- _RECORDS SHOWN_:

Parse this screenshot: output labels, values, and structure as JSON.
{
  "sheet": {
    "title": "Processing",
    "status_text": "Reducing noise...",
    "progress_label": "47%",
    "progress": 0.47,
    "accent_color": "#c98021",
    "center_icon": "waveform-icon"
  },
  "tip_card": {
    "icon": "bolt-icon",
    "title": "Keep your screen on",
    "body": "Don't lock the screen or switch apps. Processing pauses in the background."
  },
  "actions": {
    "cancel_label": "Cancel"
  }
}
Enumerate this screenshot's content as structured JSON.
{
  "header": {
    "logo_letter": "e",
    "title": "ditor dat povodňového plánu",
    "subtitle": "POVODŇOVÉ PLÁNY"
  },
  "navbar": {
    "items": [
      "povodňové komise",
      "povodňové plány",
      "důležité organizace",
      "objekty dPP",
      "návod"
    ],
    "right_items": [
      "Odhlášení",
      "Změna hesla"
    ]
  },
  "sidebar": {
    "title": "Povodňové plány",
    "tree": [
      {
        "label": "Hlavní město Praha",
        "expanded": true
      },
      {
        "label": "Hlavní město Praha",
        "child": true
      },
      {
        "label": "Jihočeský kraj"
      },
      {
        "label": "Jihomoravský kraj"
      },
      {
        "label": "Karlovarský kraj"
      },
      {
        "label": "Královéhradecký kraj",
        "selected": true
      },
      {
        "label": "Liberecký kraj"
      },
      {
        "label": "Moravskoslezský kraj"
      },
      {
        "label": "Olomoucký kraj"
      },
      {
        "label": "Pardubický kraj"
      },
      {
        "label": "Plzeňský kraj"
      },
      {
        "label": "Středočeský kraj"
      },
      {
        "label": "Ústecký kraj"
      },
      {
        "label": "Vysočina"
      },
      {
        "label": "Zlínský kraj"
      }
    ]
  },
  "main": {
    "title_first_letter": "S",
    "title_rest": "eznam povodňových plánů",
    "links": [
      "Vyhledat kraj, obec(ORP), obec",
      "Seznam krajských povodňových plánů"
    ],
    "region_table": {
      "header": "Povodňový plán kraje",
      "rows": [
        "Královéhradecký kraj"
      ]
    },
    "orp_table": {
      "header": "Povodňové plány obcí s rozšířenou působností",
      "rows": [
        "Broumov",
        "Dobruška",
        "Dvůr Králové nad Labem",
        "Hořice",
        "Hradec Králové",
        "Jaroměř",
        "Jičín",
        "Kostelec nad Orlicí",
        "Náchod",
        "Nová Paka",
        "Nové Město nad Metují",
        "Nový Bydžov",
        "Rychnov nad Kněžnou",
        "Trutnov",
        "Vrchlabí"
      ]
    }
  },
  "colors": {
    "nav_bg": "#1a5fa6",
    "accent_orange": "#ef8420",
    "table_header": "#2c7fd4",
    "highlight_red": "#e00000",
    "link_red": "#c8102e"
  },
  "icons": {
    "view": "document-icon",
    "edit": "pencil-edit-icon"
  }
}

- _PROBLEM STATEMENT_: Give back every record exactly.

- _RESPONSE_:
Parse this screenshot: output labels, values, and structure as JSON.
{
  "sheet": {
    "title": "Processing",
    "status_text": "Reducing noise...",
    "progress_label": "47%",
    "progress": 0.47,
    "accent_color": "#c98021",
    "center_icon": "waveform-icon"
  },
  "tip_card": {
    "icon": "bolt-icon",
    "title": "Keep your screen on",
    "body": "Don't lock the screen or switch apps. Processing pauses in the background."
  },
  "actions": {
    "cancel_label": "Cancel"
  }
}
Enumerate this screenshot's content as structured JSON.
{
  "header": {
    "logo_letter": "e",
    "title": "ditor dat povodňového plánu",
    "subtitle": "POVODŇOVÉ PLÁNY"
  },
  "navbar": {
    "items": [
      "povodňové komise",
      "povodňové plány",
      "důležité organizace",
      "objekty dPP",
      "návod"
    ],
    "right_items": [
      "Odhlášení",
      "Změna hesla"
    ]
  },
  "sidebar": {
    "title": "Povodňové plány",
    "tree": [
      {
        "label": "Hlavní město Praha",
        "expanded": true
      },
      {
        "label": "Hlavní město Praha",
        "child": true
      },
      {
        "label": "Jihočeský kraj"
      },
      {
        "label": "Jihomoravský kraj"
      },
      {
        "label": "Karlovarský kraj"
      },
      {
        "label": "Královéhradecký kraj",
        "selected": true
      },
      {
        "label": "Liberecký kraj"
      },
      {
        "label": "Moravskoslezský kraj"
      },
      {
        "label": "Olomoucký kraj"
      },
      {
        "label": "Pardubický kraj"
      },
      {
        "label": "Plzeňský kraj"
      },
      {
        "label": "Středočeský kraj"
      },
      {
        "label": "Ústecký kraj"
      },
      {
        "label": "Vysočina"
      },
      {
        "label": "Zlínský kraj"
      }
    ]
  },
  "main": {
    "title_first_letter": "S",
    "title_rest": "eznam povodňových plánů",
    "links": [
      "Vyhledat kraj, obec(ORP), obec",
      "Seznam krajských povodňových plánů"
    ],
    "region_table": {
      "header": "Povodňový plán kraje",
      "rows": [
        "Královéhradecký kraj"
      ]
    },
    "orp_table": {
      "header": "Povodňové plány obcí s rozšířenou působností",
      "rows": [
        "Broumov",
        "Dobruška",
        "Dvůr Králové nad Labem",
        "Hořice",
        "Hradec Králové",
        "Jaroměř",
        "Jičín",
        "Kostelec nad Orlicí",
        "Náchod",
        "Nová Paka",
        "Nové Město nad Metují",
        "Nový Bydžov",
        "Rychnov nad Kněžnou",
        "Trutnov",
        "Vrchlabí"
      ]
    }
  },
  "colors": {
    "nav_bg": "#1a5fa6",
    "accent_orange": "#ef8420",
    "table_header": "#2c7fd4",
    "highlight_red": "#e00000",
    "link_red": "#c8102e"
  },
  "icons": {
    "view": "document-icon",
    "edit": "pencil-edit-icon"
  }
}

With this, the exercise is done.